Remember to remove batteries from outdoor electronics before storing them to prevent corrosion. Store the batteries in a sealed plastic bag next to the device to avoid getting to your destination with an unpowered device.
Another awesome camping storage hack for smaller gear is an over-the-door shoe organizer. In addition to being great for shoes, the numerous small pockets work well for stashing items like headlamps, battery packs, balaclavas, and sunglasses. Organize the shoe rack so the gear you use the most is at eye level.
Take advantage of all the space available to you by storing light items up high. Sleeping pads—which are best stored flat—fit on top of a shelf too high for other items and weigh next to nothing. Sleeping bags packed into their cotton storage sacks—storing sleeping bags in a compression sack ruins their loft and affects their performance—are also lightweight and great candidates for storage on the top shelf and other high places that might not accommodate heavier, bulkier gear.
If you’re lucky enough to have dedicated garage space for your camping gear—or happen to have high ceilings—a hanging rack is another great storage solution for lightweight yet bulky equipment. Garage hanging storage is perfect for items like cumbersome coolers and camp furniture. Tents are another great candidate for hanging, if you have room. If you need to store a tent in its bag, make sure it’s kept away from humidity to avoid the dreaded sticky or peeling rain fly that often occurs when tents sit rolled up and unused in damp places.
Thanks to the time spent tramping through mud, splashing through puddles, and traipsing on trails, our boots and shoes are often the dirtiest items in our camping kit. That’s why footwear is best stored near the ground to avoid raining dirt and grime onto your other gear. Keep a couple of plastic grocery or garbage bags in your travel tote, so that when you come off the trail you’ve got a separate place to stash muddy, stinky boots for the drive home.
Many longtime campers have acquired a staggering amount of gear over the years. As you organize your kit, pull aside items you no longer use and consider selling, donating to local gear closets, or gifting them to friends who are new to camping. While it’s handy to have spare gear—and easy to be sentimental about one-time prized pieces—unused items take up space and make it easy to overlook an essential item when packing for your next trip.
In your designated gear room, closet, or corner, hang a picture from your favorite trip or of a dream destination. Or, print out a bucket list of places where you want to camp in the coming year or in your lifetime. Making your storage space inspirational will stoke the urge for adventure and keep you from racing through the ritual of packing and unpacking.

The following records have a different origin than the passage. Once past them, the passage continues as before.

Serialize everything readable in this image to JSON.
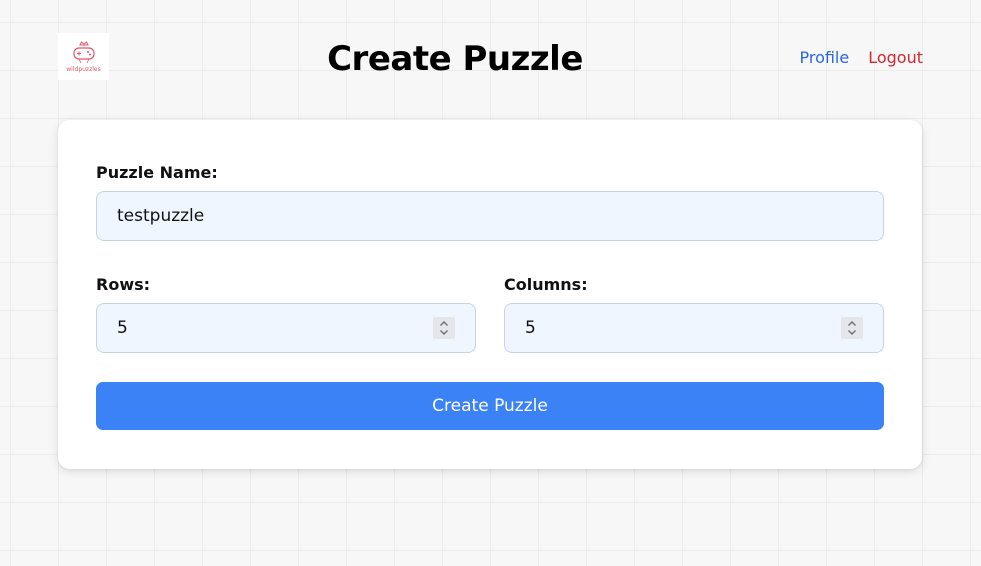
{
  "header": {
    "logo_text": "wildpuzzles",
    "title": "Create Puzzle",
    "nav": {
      "profile_label": "Profile",
      "logout_label": "Logout"
    }
  },
  "form": {
    "name_label": "Puzzle Name:",
    "name_value": "testpuzzle",
    "rows_label": "Rows:",
    "rows_value": "5",
    "columns_label": "Columns:",
    "columns_value": "5",
    "submit_label": "Create Puzzle"
  },
  "colors": {
    "accent": "#3b82f6",
    "profile_link": "#2b67e0",
    "logout_link": "#d3262f",
    "input_bg": "#eff6ff",
    "logo_pink": "#e0566b"
  },
  "icons": {
    "logo": "gamepad-crown-logo",
    "spinner": "spinner-arrows-icon"
  }
}
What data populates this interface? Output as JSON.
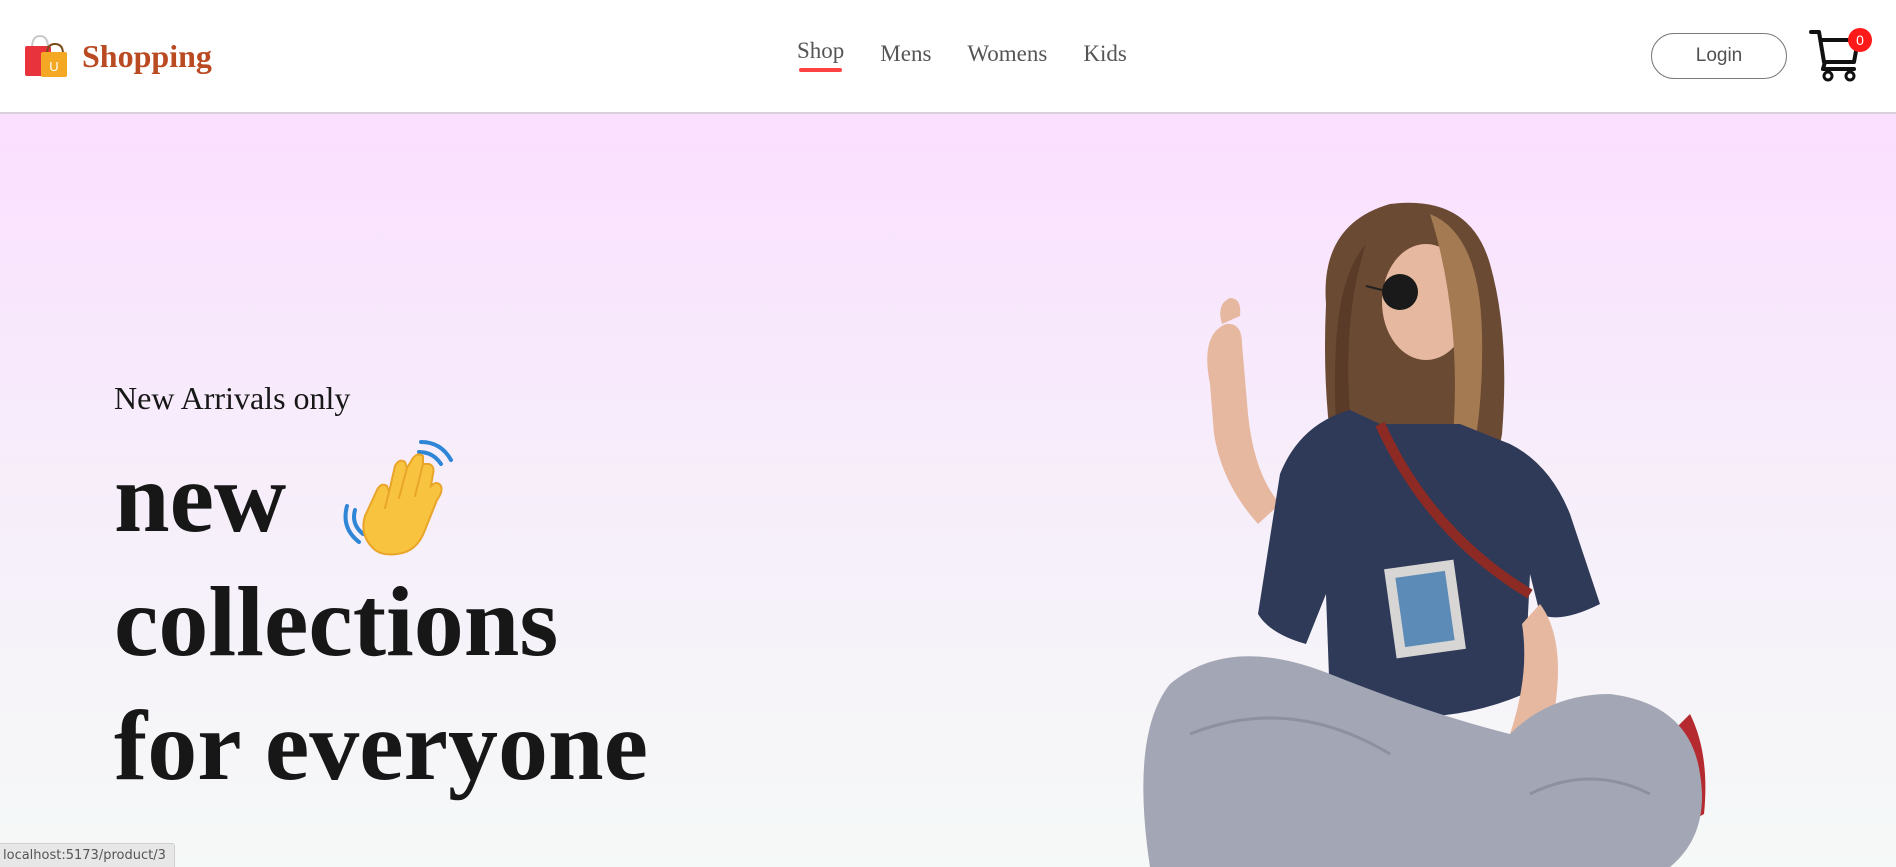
{
  "brand": {
    "name": "Shopping",
    "icon": "shopping-bag-icon",
    "color": "#b94a22"
  },
  "nav": {
    "items": [
      {
        "label": "Shop",
        "active": true
      },
      {
        "label": "Mens",
        "active": false
      },
      {
        "label": "Womens",
        "active": false
      },
      {
        "label": "Kids",
        "active": false
      }
    ],
    "active_underline_color": "#ff4141",
    "login_label": "Login",
    "cart": {
      "icon": "cart-icon",
      "count": "0"
    }
  },
  "hero": {
    "kicker": "New Arrivals only",
    "title_lines": [
      "new",
      "collections",
      "for everyone"
    ],
    "wave_icon": "waving-hand-icon",
    "image": "hero-model-photo"
  },
  "status_bar": {
    "url": "localhost:5173/product/3"
  }
}
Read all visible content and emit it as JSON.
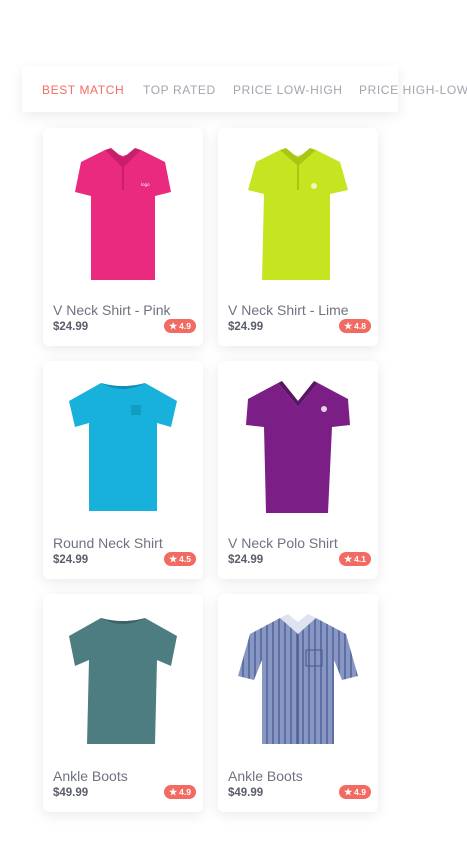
{
  "sort_tabs": [
    {
      "label": "BEST MATCH",
      "active": true
    },
    {
      "label": "TOP RATED",
      "active": false
    },
    {
      "label": "PRICE LOW-HIGH",
      "active": false
    },
    {
      "label": "PRICE HIGH-LOW",
      "active": false
    }
  ],
  "products": [
    {
      "name": "V Neck Shirt - Pink",
      "price": "$24.99",
      "rating": "4.9",
      "color": "#ea2a7e",
      "icon": "polo-shirt-icon"
    },
    {
      "name": "V Neck Shirt - Lime",
      "price": "$24.99",
      "rating": "4.8",
      "color": "#c6e41f",
      "icon": "polo-shirt-icon"
    },
    {
      "name": "Round Neck Shirt",
      "price": "$24.99",
      "rating": "4.5",
      "color": "#18b1dc",
      "icon": "tshirt-icon"
    },
    {
      "name": "V Neck Polo Shirt",
      "price": "$24.99",
      "rating": "4.1",
      "color": "#7b1f86",
      "icon": "vneck-shirt-icon"
    },
    {
      "name": "Ankle Boots",
      "price": "$49.99",
      "rating": "4.9",
      "color": "#4d7d80",
      "icon": "tshirt-icon"
    },
    {
      "name": "Ankle Boots",
      "price": "$49.99",
      "rating": "4.9",
      "color": "#7f8fbc",
      "icon": "button-shirt-icon"
    }
  ],
  "rating_icon": "star-icon",
  "accent_color": "#f26b63"
}
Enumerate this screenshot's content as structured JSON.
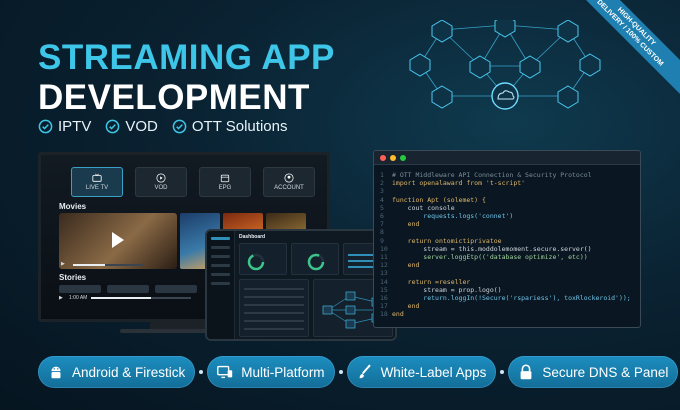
{
  "hero": {
    "title_line1": "STREAMING APP",
    "title_line2": "DEVELOPMENT"
  },
  "checks": [
    "IPTV",
    "VOD",
    "OTT Solutions"
  ],
  "ribbon": {
    "line1": "HIGH-QUALITY",
    "line2": "DELIVERY / 100% CUSTOM"
  },
  "tv": {
    "tabs": [
      {
        "label": "LIVE TV",
        "icon": "tv-icon",
        "active": true
      },
      {
        "label": "VOD",
        "icon": "play-icon",
        "active": false
      },
      {
        "label": "EPG",
        "icon": "calendar-icon",
        "active": false
      },
      {
        "label": "ACCOUNT",
        "icon": "user-icon",
        "active": false
      }
    ],
    "movies_label": "Movies",
    "stories_label": "Stories",
    "time": "1:00 AM",
    "playback_progress": 0.45,
    "stories_progress": 0.6
  },
  "dashboard": {
    "title": "Dashboard"
  },
  "code": {
    "lines": [
      {
        "n": "1",
        "t": "# OTT Middleware API Connection & Security Protocol",
        "cls": "c"
      },
      {
        "n": "2",
        "t": "import openalaward from 't-script'",
        "cls": "k"
      },
      {
        "n": "3",
        "t": "",
        "cls": ""
      },
      {
        "n": "4",
        "t": "function Apt (solemet) {",
        "cls": "k"
      },
      {
        "n": "5",
        "t": "    cout console",
        "cls": ""
      },
      {
        "n": "6",
        "t": "        requests.logs('connet')",
        "cls": "f"
      },
      {
        "n": "7",
        "t": "    end",
        "cls": "k"
      },
      {
        "n": "8",
        "t": "",
        "cls": ""
      },
      {
        "n": "9",
        "t": "    return ontomictiprivatoe",
        "cls": "k"
      },
      {
        "n": "10",
        "t": "        stream = this.moddolemoment.secure.server()",
        "cls": ""
      },
      {
        "n": "11",
        "t": "        server.loggEtp(('database optimize', etc))",
        "cls": "s"
      },
      {
        "n": "12",
        "t": "    end",
        "cls": "k"
      },
      {
        "n": "13",
        "t": "",
        "cls": ""
      },
      {
        "n": "14",
        "t": "    return =reseller",
        "cls": "k"
      },
      {
        "n": "15",
        "t": "        stream = prop.logo()",
        "cls": ""
      },
      {
        "n": "16",
        "t": "        return.loggIn(!Secure('rspariess'), toxRlockeroid'));",
        "cls": "f"
      },
      {
        "n": "17",
        "t": "    end",
        "cls": "k"
      },
      {
        "n": "18",
        "t": "end",
        "cls": "k"
      }
    ]
  },
  "pills": [
    {
      "label": "Android & Firestick",
      "icon": "android-icon"
    },
    {
      "label": "Multi-Platform",
      "icon": "monitor-icon"
    },
    {
      "label": "White-Label Apps",
      "icon": "brush-icon"
    },
    {
      "label": "Secure DNS & Panel",
      "icon": "lock-icon"
    }
  ],
  "colors": {
    "accent": "#3ec6e8",
    "pill": "#1a86b8",
    "background": "#0a2232"
  }
}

Interested in more camping storage solutions? Chat with our Gearheads to find the perfect solution for you and your gear.